Instructions for the task:
Print the data that follows, exactly and completely.

Excerpted records:
▼

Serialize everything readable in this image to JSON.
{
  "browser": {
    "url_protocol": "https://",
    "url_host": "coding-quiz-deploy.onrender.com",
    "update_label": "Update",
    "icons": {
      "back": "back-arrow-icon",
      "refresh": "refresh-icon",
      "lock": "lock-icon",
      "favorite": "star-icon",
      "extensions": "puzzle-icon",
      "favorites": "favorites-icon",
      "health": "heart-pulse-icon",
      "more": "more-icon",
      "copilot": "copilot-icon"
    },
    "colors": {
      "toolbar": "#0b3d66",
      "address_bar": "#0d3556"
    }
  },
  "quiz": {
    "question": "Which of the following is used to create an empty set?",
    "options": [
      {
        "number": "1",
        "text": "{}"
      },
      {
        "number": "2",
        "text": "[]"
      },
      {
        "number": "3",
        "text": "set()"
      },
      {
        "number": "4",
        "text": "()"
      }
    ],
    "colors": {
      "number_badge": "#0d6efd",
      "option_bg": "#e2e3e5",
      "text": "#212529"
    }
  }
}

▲

Answer section:
Serialize everything readable in this image to JSON.
{
  "browser": {
    "url_protocol": "https://",
    "url_host": "coding-quiz-deploy.onrender.com",
    "update_label": "Update",
    "icons": {
      "back": "back-arrow-icon",
      "refresh": "refresh-icon",
      "lock": "lock-icon",
      "favorite": "star-icon",
      "extensions": "puzzle-icon",
      "favorites": "favorites-icon",
      "health": "heart-pulse-icon",
      "more": "more-icon",
      "copilot": "copilot-icon"
    },
    "colors": {
      "toolbar": "#0b3d66",
      "address_bar": "#0d3556"
    }
  },
  "quiz": {
    "question": "Which of the following is used to create an empty set?",
    "options": [
      {
        "number": "1",
        "text": "{}"
      },
      {
        "number": "2",
        "text": "[]"
      },
      {
        "number": "3",
        "text": "set()"
      },
      {
        "number": "4",
        "text": "()"
      }
    ],
    "colors": {
      "number_badge": "#0d6efd",
      "option_bg": "#e2e3e5",
      "text": "#212529"
    }
  }
}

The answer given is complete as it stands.